MK: I think the context in Morocco is slightly different from the one in Algeria. During the last ten years, visual art has been booming with festivals as well as art centers, galleries, and museum. Examples include the Marrakech Biennal (which ended three years ago), 1:54 Contemporary Art Fair, MACAAL, The Museum of Contemporary and Modern Art, The National Museum of Photography, Comptoir Des Mines, Le 18, l’Uzine, Galerie 127, and more. We have festivals and platforms dedicated to photography as Les Rencontres de la Photographie de Rabat, Daba Photo at Le 18, Face À la Mer, Les Rencontres Internationales de la Photographie de Fès—to name a few. Our work is widely shown in Morocco, even if I think it is not democratized as much as we would like and only a culturally-connected and educated elite is informed of and has access to our work. The one exception is the National Museum of Photography that opened in a popular neighborhood, where I have seen an audience that is not used to this kind of space which is overwhelming and encouraging.

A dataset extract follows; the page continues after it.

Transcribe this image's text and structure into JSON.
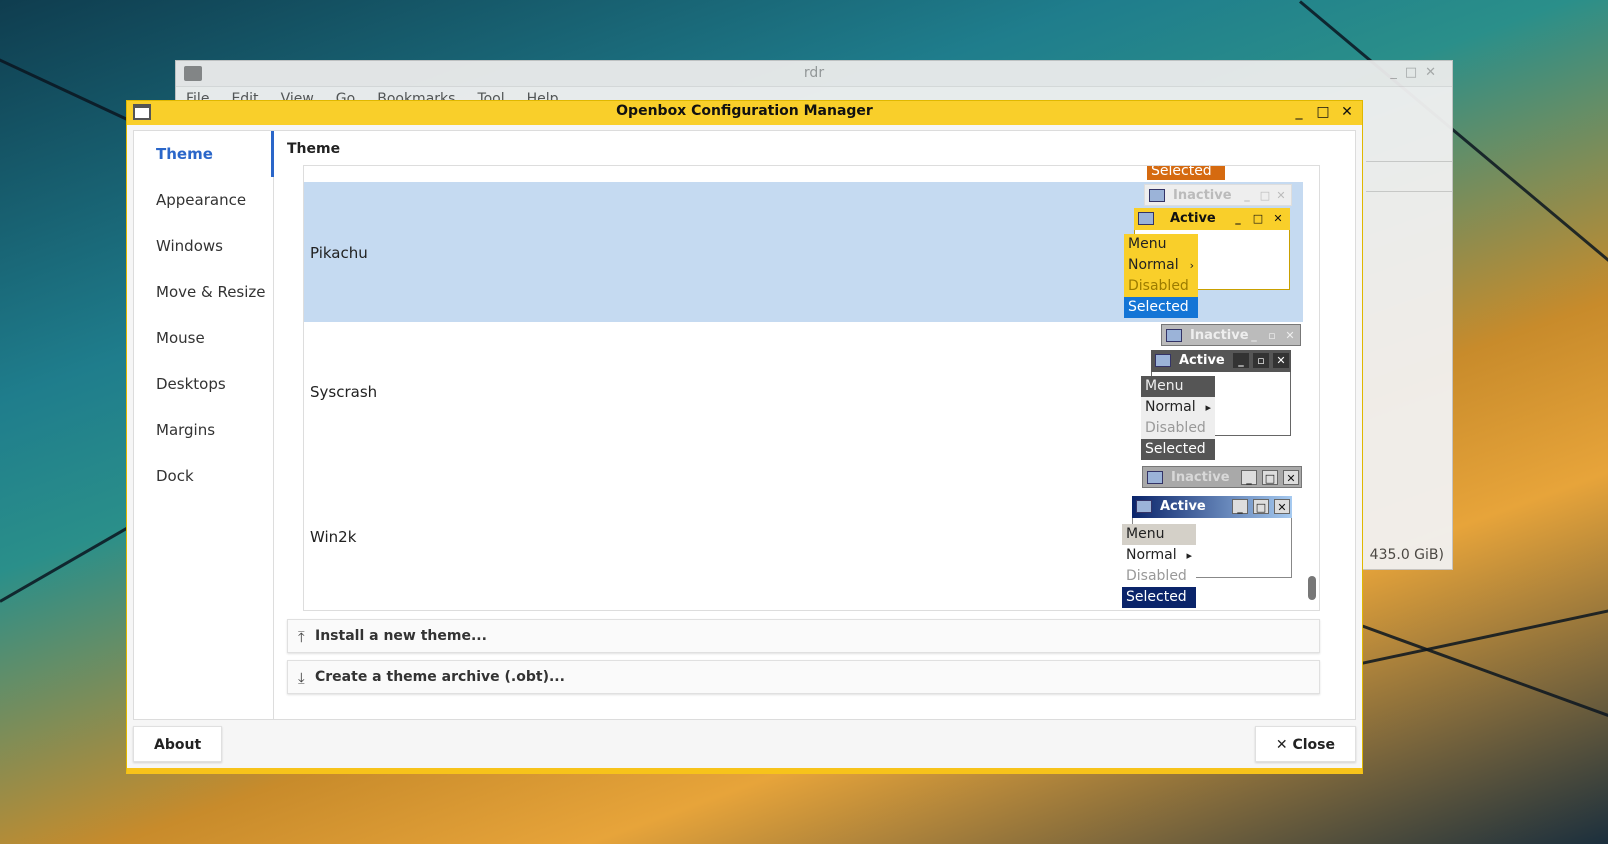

This does not mean that everything is perfect and that we should be satisfied with what we have. The work that I do in Morocco, for example, is above all for a Moroccan audience in order to expose them to realities that may be beyond their grasp and if not to which they are visually unfamiliar. Photography can inform, humanize, and better confront microcosms to each others than many other mediums. This is what I try to do while working in Morocco. Instead of falling into miserabilism, which many people do and I know you understand what I mean. I feel it’s our role as photographers to battle, find the strength and the creativity to show that photography is important. We still have a lot to accomplish, but we are on the right path of building the future of photography in the region, with an emerging photographic scene and with very little help, if any, from the state.
In other respects, I think that our societies are still very conformist. We don't follow this linear life path that many people follow and that must surely confront people a little bit, but many youngsters are taking the risk and follow their passion. How to measure success when it is not necessarily based on a financial component is also confusing for people. The day I announced to my parents that I was going to dedicate myself entirely to photography, they were shocked and scared. It is a career they don’t know much about and they are not sure how I will achieve financial security in a country where few photographers and artists are able to make ends meet given the lack of support in an emerging art industry.
AS: I have been thinking for a way to end this interview, I want to avoid the “how do you see the future” kind of questions. But speaking about the future, how about we have another interview about KOZ a year from now? I think that’s the future I am interested in, the one realized with hard work.
MK: I know how naturally unconventional you are and I could not expect less from you to end this pleasant exchange. [Laugh] Otherwise, that is a fine way to gently challenge us Abdo. I'm going to get the message out to the other members of KOZ so that we can all pressure each other to work hard and have things to say to you in a year's time. That’s a rendez-vous.